>>

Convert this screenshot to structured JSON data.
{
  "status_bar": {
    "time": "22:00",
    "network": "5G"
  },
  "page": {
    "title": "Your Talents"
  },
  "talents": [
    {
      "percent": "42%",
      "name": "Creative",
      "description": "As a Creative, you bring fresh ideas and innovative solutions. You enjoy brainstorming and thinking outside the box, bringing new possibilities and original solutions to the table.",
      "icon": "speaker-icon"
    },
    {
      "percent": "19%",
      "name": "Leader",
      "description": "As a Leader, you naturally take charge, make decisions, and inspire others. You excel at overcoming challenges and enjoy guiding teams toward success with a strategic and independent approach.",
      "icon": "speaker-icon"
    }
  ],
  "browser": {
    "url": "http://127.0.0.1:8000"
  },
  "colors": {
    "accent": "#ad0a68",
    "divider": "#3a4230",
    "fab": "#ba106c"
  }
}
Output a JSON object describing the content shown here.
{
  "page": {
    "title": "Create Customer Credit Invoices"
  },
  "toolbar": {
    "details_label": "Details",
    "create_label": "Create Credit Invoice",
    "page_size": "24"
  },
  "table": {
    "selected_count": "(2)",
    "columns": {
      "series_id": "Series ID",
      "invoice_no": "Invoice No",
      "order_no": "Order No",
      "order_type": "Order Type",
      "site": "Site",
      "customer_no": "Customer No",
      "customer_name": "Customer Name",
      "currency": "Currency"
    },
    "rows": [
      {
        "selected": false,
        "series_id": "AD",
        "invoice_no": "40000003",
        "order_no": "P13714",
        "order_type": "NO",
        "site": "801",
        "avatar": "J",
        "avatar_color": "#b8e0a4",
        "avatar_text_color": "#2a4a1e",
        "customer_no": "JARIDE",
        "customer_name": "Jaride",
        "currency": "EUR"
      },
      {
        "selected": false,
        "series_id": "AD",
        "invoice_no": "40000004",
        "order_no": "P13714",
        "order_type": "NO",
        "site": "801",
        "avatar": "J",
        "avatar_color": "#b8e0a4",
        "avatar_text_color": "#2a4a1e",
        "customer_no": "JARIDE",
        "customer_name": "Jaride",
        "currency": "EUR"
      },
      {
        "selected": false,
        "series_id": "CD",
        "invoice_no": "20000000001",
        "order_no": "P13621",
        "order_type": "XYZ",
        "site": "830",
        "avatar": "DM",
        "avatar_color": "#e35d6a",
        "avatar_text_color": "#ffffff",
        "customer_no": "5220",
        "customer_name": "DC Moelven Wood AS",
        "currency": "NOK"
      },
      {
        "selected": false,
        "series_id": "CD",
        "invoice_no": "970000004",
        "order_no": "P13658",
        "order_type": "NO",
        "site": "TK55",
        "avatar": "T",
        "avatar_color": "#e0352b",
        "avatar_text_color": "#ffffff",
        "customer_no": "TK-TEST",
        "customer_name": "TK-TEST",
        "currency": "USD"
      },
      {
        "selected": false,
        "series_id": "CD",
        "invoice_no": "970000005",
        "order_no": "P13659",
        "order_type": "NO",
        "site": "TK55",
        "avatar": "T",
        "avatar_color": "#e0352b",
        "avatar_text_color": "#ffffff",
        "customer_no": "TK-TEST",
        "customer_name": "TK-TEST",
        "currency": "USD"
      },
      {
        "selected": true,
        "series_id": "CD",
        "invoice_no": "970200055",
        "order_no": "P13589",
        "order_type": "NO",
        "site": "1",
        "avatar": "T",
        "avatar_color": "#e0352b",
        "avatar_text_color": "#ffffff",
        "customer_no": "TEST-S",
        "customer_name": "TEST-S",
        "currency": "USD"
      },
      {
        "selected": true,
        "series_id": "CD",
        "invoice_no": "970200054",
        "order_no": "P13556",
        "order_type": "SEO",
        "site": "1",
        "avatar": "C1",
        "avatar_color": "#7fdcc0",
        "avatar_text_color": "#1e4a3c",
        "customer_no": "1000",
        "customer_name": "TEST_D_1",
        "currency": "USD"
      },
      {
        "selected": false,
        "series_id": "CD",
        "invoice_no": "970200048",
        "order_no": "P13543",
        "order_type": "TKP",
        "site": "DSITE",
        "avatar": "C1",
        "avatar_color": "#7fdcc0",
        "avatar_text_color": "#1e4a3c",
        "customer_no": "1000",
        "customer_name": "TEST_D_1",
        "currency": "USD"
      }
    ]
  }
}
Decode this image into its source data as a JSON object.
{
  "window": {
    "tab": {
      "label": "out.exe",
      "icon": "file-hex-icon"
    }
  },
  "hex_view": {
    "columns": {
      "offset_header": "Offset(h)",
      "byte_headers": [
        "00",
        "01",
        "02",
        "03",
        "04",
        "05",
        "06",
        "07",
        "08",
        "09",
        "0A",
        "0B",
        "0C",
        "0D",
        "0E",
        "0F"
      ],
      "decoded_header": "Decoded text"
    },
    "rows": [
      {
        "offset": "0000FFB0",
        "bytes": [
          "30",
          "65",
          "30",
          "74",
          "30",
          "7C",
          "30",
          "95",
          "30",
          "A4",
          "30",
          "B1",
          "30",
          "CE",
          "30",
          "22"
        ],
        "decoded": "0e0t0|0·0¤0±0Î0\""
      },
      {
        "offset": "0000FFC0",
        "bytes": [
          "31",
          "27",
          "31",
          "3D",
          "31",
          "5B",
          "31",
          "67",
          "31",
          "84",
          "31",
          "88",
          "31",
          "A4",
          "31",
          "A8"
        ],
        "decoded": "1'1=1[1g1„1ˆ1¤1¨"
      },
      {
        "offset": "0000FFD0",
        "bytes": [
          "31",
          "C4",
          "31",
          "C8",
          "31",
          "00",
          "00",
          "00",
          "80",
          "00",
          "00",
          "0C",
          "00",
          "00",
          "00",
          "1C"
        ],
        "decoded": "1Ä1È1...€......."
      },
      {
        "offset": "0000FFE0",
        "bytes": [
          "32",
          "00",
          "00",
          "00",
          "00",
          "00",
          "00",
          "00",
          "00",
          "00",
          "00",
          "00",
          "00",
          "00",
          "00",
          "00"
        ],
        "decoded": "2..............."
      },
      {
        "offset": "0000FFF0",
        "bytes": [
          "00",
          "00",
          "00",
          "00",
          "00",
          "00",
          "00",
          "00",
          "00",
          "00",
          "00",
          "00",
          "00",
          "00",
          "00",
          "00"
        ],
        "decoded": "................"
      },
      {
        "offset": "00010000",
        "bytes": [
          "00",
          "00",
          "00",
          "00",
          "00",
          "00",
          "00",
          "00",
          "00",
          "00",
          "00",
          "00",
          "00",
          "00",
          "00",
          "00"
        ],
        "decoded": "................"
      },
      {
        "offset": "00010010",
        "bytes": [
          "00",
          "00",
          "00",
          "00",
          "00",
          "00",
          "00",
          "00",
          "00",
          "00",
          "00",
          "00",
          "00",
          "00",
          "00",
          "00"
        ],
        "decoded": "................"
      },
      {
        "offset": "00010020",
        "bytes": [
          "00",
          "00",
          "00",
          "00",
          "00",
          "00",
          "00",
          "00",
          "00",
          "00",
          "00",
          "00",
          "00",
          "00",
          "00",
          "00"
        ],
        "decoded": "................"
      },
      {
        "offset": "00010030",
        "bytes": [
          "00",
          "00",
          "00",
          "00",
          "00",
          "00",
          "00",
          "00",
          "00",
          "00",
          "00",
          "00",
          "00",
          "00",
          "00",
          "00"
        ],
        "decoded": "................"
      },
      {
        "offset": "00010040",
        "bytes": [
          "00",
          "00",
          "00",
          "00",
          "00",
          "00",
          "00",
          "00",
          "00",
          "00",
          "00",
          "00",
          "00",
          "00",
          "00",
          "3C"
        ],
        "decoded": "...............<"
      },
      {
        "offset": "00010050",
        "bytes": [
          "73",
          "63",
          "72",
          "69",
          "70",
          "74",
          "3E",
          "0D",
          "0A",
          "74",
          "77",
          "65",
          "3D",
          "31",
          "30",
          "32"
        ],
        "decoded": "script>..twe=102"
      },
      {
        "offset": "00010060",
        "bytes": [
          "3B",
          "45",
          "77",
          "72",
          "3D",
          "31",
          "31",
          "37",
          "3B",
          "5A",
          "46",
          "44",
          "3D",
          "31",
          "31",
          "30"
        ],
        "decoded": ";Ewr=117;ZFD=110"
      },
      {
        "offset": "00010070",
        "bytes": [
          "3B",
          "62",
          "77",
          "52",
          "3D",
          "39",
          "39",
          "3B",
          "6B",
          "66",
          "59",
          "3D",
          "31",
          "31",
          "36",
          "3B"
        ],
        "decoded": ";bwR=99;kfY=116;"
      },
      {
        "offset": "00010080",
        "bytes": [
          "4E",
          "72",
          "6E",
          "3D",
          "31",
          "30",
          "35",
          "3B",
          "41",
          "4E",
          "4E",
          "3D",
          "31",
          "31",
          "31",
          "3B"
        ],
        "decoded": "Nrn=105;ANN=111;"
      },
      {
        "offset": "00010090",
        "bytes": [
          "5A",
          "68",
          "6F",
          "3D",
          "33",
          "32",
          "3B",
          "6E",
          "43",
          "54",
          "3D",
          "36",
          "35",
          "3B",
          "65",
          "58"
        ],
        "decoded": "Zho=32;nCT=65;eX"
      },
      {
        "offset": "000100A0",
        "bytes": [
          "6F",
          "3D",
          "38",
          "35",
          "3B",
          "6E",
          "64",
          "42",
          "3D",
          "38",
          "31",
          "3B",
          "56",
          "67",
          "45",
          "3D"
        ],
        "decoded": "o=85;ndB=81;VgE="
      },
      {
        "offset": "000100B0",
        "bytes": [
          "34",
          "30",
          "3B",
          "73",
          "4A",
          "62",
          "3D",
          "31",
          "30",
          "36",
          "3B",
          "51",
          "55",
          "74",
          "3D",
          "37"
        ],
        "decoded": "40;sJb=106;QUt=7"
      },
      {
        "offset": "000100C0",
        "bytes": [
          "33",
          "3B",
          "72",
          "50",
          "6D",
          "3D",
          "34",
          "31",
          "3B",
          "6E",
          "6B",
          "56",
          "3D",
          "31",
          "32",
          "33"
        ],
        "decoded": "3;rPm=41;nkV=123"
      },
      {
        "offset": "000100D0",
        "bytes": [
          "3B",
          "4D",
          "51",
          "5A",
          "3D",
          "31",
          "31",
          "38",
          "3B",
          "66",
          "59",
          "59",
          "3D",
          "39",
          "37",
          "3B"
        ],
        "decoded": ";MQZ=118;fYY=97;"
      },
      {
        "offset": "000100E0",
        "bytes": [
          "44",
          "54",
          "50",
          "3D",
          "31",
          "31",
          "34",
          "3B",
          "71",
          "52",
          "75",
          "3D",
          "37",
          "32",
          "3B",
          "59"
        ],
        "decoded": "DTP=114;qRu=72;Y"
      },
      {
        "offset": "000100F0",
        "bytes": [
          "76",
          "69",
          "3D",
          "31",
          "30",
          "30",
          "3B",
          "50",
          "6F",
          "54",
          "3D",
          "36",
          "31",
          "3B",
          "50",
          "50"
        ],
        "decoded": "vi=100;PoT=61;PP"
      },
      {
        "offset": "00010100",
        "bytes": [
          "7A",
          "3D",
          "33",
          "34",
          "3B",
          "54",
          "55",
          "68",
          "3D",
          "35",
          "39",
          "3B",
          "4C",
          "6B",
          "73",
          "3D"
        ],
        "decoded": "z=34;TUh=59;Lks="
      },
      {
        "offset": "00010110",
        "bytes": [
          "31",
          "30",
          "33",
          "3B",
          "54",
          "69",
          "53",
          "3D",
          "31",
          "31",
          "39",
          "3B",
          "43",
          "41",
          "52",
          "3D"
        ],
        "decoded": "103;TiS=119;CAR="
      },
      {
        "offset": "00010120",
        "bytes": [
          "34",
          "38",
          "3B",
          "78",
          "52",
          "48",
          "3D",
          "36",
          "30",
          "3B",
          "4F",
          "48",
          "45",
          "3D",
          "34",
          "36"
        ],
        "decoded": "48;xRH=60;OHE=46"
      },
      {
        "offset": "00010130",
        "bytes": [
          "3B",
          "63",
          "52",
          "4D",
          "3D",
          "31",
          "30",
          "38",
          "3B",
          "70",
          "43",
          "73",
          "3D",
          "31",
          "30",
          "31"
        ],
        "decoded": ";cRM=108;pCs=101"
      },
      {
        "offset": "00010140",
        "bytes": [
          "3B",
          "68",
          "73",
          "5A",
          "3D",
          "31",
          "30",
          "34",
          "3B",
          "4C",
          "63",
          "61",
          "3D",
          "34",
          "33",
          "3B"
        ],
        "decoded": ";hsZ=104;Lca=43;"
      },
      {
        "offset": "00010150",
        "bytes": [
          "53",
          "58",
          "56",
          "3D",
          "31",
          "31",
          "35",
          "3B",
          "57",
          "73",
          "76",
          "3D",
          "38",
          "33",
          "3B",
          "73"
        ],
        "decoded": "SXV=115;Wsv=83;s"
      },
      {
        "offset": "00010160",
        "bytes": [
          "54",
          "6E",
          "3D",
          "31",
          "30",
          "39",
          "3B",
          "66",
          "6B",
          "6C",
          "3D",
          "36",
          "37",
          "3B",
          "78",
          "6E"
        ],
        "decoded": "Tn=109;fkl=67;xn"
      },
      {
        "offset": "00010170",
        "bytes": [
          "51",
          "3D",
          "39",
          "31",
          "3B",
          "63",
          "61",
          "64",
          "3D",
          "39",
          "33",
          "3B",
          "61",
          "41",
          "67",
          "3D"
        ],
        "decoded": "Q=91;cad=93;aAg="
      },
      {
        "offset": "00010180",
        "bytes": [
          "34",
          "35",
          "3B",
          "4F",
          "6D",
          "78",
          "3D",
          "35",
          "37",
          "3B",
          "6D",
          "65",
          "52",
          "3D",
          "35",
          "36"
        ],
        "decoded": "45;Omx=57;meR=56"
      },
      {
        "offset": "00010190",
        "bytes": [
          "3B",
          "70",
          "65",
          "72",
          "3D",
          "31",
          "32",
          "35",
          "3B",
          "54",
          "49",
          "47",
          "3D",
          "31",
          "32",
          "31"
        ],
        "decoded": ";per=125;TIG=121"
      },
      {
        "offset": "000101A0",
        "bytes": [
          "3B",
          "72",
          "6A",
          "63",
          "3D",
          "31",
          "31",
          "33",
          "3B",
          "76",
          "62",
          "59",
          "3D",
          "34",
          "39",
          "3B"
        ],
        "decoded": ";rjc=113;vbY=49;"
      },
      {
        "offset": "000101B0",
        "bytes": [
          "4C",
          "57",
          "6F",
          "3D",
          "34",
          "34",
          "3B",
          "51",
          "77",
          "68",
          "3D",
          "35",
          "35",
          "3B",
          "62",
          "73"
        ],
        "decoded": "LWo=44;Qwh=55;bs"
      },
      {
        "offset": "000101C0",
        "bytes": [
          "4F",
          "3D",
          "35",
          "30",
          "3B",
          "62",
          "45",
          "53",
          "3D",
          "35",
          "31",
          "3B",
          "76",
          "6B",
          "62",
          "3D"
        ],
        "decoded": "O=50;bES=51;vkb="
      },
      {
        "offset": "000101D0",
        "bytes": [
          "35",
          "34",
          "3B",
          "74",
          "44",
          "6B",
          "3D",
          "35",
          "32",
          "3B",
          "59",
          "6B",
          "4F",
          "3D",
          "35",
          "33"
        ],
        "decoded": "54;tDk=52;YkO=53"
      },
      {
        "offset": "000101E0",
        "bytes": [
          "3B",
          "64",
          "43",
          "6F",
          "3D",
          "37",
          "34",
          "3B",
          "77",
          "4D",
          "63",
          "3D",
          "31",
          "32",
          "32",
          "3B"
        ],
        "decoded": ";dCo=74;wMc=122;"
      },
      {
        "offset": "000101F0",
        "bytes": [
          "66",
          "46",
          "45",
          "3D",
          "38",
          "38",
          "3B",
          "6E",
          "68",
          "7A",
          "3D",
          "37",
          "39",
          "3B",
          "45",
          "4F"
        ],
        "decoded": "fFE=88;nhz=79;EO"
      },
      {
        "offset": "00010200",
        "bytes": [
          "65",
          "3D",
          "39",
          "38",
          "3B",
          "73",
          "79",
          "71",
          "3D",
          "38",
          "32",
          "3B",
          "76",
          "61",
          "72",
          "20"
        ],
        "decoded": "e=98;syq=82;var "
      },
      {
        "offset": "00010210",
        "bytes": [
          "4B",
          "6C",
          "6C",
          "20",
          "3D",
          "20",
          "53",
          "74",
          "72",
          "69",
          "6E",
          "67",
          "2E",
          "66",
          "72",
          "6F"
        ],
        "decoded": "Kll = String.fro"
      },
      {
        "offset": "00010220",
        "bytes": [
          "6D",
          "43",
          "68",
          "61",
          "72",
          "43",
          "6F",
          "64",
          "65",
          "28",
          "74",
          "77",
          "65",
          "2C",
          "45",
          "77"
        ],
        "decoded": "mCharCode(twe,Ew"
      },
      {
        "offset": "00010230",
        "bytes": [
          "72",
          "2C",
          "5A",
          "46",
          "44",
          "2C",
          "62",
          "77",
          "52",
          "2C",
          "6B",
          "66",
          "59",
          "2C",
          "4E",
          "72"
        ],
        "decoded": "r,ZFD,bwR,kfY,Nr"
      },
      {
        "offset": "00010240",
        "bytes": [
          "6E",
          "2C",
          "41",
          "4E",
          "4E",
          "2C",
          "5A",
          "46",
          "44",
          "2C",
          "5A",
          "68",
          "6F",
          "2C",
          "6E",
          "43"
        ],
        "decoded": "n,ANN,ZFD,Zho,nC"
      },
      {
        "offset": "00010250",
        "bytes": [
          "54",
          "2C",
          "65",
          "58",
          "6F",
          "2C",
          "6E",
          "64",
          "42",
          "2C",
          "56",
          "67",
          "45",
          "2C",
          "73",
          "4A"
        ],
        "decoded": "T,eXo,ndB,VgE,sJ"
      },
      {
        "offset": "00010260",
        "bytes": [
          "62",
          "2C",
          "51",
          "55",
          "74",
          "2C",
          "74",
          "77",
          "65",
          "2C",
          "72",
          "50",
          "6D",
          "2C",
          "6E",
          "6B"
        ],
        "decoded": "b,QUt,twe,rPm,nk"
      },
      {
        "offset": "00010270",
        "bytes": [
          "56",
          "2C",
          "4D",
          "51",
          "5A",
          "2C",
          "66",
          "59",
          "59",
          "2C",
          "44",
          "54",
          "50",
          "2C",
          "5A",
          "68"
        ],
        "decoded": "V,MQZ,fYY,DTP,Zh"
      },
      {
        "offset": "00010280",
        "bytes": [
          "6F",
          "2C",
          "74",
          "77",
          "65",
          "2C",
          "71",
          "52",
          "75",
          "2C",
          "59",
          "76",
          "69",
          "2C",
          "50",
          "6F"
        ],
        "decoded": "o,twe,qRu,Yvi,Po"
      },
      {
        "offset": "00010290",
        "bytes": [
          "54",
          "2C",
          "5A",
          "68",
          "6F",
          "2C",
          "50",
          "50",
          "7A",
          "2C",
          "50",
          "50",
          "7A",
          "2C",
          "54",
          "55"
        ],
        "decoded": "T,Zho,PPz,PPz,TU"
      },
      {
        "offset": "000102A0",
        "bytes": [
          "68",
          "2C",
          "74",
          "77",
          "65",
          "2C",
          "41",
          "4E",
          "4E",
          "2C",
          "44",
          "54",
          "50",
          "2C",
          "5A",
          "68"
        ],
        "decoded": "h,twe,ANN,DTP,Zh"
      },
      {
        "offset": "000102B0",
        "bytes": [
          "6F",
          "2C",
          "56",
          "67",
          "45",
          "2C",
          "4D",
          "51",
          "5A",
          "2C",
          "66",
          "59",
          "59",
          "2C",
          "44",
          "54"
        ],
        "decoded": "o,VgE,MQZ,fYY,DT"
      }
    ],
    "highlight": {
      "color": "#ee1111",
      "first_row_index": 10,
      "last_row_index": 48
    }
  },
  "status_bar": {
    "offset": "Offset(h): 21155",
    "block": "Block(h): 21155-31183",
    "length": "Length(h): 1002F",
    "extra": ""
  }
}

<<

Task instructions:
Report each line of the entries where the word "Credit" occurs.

Answer space:
    "title": "Create Customer Credit Invoices"
    "create_label": "Create Credit Invoice",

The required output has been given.